This swan song was very hard for me to write, let alone know where to begin. I’ve decided to start out by saying this is a purely self-indulgent exercise, so, dear reader, do know that going in.
I’ve been joking a lot lately that watching the bleachers go up on campus makes me feel like I’m watching people set up my death. It’s morbid and silly, yes, but I think I’ve realized what I’m dreading is not as much leaving Columbia as much as it is saying goodbye to Spectator.
You see, I chose to come to this University for the wrong reasons and hated it for my first two years. Every break as I boarded a plane from Cleveland back to LaGuardia, I would ask myself, “How did I let this happen, again? Why am I going back to that hellhole?” Granted, I thought all of this because I was an introvert with only one friend (hi Jeanine!). I knew that I was the cause of my own unhappiness, not Columbia. Nevertheless, that awareness didn’t change the way I felt about the place.
But that all changed late in the summer of 2012 when I was promoted to sports editor on the 136th managing board. I had already served as a deputy sports editor for Spectrum for a year, so this was a natural progression when someone had to step down. But I had no clue how transformative being sports editor would be for me.
I feel like nearly every good experience I’ve had at Columbia has come because of Spec. Being sports editor finally gave me a sense of purpose. It confirmed my desire to make a career out of sports journalism, which provided the inspiration for my senior thesis. And because of Spec, I not only met two of my best friends in the world, but also a host of other people whom I’m so happy to have gotten close with.
And I think this could come off as cheesy and insincere—though remember, this is a self-indulgent exercise—but it’s the friendships I’ve made through this organization that made me stop regretting coming to Columbia.
I can’t say every moment and every Spec experience was great, much like I can’t say I was proud of the work we did in every single issue. But considering where I was, man, the good sure does outweigh the bad. I will always love this organization.
Others have said this, but as Spectator shifts to its new format in the fall, my only hope is that it retains its strong sense of camaraderie, especially in sports. With this year’s sports editors reestablishing that culture—one I that must admit crumbled under my leadership—I don’t doubt that 2875 Broadway will keep giving people like me that sense of purpose for years to come.
And now to close this column, as is tradition with sports senior columns, there are a lot of people I would like to acknowledge and thank.
First, thank you to Mrinal, Jim, Zack, Mikey, and Kunal for taking a chance on a young freshman as a columnist and blogger. And Mrinal again for being the mentor I needed but didn’t deserve.
To Rebeka, thank you for getting me to be sports editor when you did. You taught me a lot more about this organization than you could possibly realize, and I’ll always appreciate it.
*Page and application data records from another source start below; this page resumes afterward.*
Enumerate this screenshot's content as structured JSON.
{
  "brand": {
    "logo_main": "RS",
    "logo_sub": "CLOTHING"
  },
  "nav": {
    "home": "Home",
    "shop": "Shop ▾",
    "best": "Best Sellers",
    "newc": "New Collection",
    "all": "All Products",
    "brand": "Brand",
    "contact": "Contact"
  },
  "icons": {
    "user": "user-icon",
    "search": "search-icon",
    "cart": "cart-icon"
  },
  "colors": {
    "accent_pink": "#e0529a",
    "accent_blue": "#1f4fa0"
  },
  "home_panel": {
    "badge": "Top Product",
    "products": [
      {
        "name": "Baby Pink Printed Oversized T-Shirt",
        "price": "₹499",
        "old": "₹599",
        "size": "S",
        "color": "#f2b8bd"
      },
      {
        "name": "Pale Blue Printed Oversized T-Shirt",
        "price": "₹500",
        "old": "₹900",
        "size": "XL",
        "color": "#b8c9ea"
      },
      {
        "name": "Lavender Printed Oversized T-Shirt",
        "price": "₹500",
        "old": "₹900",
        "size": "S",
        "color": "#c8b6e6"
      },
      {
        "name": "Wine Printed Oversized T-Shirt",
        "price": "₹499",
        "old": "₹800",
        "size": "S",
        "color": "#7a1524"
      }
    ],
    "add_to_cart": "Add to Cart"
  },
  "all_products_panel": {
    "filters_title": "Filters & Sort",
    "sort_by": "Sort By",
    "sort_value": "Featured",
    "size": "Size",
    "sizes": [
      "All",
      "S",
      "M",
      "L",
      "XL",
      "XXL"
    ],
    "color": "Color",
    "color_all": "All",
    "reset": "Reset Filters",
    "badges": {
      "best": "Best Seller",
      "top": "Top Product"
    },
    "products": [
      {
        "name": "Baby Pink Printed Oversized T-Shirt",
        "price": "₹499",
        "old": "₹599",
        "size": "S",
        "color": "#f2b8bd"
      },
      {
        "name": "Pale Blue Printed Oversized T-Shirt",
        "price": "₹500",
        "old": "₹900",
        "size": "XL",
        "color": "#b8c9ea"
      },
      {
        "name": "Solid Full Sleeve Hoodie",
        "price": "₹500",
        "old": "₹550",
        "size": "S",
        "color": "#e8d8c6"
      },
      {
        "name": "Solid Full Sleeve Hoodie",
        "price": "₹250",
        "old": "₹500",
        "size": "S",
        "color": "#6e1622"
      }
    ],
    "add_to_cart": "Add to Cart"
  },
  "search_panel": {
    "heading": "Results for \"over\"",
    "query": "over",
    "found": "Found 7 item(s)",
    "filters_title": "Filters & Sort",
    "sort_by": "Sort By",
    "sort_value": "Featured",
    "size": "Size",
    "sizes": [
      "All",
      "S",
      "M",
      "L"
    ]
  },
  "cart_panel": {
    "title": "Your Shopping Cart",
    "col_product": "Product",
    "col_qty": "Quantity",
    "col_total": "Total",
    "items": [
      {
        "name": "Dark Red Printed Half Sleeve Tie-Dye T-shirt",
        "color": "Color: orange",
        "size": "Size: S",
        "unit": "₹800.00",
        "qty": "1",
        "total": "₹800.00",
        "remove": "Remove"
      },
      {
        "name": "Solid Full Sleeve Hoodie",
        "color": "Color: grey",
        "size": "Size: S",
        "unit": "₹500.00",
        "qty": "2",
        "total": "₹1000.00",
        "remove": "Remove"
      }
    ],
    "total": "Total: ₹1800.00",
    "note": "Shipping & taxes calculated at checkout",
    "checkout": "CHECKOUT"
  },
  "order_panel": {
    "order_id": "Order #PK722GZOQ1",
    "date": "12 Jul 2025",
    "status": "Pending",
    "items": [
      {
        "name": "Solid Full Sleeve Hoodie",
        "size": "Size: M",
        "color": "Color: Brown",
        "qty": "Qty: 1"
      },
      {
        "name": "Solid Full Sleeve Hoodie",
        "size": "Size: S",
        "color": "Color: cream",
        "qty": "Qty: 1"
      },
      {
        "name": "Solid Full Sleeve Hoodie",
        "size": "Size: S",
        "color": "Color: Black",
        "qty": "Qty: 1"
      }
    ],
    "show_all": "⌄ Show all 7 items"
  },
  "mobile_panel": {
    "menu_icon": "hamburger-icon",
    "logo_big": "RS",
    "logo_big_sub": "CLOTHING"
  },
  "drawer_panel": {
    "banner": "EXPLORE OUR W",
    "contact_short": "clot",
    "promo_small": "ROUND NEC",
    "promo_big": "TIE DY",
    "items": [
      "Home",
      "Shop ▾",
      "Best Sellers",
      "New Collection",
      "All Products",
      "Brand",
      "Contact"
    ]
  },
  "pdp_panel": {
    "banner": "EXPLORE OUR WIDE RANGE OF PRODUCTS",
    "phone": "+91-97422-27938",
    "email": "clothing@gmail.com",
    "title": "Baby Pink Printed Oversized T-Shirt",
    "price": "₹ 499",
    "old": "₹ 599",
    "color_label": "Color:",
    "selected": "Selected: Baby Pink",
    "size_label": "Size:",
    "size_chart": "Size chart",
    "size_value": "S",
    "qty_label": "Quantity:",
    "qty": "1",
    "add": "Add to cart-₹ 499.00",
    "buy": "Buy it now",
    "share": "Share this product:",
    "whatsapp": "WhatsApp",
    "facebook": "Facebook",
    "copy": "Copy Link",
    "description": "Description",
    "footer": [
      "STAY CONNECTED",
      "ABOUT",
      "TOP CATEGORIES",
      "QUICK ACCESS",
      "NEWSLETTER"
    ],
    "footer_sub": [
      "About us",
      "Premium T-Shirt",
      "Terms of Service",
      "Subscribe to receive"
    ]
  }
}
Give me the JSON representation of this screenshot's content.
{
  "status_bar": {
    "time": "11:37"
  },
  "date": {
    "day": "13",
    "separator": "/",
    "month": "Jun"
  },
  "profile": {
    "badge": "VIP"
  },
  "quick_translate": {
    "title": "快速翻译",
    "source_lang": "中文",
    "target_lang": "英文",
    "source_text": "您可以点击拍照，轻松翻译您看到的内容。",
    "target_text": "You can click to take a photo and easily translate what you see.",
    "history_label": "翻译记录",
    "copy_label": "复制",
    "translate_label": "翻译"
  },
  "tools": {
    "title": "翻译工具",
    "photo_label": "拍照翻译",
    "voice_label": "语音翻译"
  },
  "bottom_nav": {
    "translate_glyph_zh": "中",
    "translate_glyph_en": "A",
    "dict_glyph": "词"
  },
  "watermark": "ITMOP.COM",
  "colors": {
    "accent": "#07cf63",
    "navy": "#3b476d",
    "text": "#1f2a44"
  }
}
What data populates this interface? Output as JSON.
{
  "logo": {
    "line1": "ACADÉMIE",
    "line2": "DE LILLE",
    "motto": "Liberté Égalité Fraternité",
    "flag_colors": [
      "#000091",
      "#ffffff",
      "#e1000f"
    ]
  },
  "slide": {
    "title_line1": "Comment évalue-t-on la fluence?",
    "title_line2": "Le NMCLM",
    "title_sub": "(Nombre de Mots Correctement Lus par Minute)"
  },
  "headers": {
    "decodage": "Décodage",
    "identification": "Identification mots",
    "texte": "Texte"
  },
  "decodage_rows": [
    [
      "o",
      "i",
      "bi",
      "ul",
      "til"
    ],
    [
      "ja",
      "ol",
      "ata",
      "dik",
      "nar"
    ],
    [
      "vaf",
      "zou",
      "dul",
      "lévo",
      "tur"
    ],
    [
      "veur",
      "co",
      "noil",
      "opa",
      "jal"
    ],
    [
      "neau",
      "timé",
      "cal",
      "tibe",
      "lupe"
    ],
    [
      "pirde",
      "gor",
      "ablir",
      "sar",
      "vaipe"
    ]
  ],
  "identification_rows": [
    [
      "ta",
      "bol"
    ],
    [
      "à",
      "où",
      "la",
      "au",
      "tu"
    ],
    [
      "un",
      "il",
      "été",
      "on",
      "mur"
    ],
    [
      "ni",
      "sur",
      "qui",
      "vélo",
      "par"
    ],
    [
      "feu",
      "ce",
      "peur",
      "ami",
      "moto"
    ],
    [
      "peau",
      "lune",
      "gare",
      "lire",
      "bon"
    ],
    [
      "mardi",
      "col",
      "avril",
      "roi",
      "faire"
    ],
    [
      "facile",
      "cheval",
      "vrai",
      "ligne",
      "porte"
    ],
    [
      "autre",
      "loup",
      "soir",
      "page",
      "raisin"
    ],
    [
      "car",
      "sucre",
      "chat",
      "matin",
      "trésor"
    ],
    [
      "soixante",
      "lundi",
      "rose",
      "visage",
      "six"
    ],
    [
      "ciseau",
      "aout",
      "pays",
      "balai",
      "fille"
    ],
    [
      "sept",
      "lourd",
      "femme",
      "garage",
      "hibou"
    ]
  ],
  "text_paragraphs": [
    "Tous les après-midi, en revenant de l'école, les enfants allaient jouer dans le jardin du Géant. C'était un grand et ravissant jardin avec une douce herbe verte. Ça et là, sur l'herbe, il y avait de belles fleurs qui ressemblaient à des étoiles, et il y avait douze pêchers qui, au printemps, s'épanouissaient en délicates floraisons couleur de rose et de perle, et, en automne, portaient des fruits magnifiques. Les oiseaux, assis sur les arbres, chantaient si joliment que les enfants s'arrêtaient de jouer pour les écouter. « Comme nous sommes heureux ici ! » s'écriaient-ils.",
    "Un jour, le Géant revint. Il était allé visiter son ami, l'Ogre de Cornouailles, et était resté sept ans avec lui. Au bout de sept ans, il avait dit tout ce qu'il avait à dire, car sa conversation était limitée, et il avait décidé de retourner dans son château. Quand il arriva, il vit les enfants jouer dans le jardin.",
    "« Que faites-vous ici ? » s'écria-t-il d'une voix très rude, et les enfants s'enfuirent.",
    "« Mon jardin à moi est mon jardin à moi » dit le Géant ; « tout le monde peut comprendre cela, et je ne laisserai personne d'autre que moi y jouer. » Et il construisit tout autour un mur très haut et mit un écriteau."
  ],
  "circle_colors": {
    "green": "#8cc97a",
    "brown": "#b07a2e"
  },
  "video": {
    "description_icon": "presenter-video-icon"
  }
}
To all of my former deputies, associates, and sports writers, thank you for all of the hard work you put in. Although I always tried, I don’t think I could ever say “Thank you” enough for what all of you did each day. And to all of the associates, thanks for suffering through my singing.
To Dr. M. Dianne Murphy, Darlene Camacho, Pete Mangurian, Brett Boretti, Ilene Weintraub, and the numerous athletes, coaches, and SIDs I’ve worked with over the years, thank you for taking the time to meet with me and letting me get to know you. You all are the reason why sports journalism is so fun for me.
To all members of 136 and 137, thank you for your tireless, relentless work ethic. Whether you know it or not, you pushed me to want to be better.
To Kyle, thank you for dealing with the tardiness of my columns, and making sure they looked as good as they did every time regardless.
To “Mad Dawg” Madeleine, Radov, Kelly, Catie, Mel, and Ben, it has been such a pleasure getting to know all of you. If you all represent where the sports section is headed, it’s got a very bright future.
To Muneeb, you are the one of the most kind, caring, and genuine individuals I have ever met. Thank you for allowing this old dog to continue to be a part of what you and Eli have created.
To Dan, Kiera, Megan, Lisa, and Laura, I am so, so glad to be able to count each of you as one of my closest friends. Thank you for allowing me to be a part of your lives.
To Steven and Eli, I cannot imagine two better friends to work with, live with, and play with. I’ll never be able to thank you enough. For everything.
And finally, thank you, Mom, for all of your love and continued support. You are the best parent I could ever hope for, and I am grateful every day that I can call you my mother.
Myles Simmons is a Columbia College senior majoring in American Studies. He was a deputy Spectrum sports editor for the 135th and 136th volumes, a sports editor for the 136th and 137th managing boards, and a sports columnist for the 135th, 136th, and 138th volumes.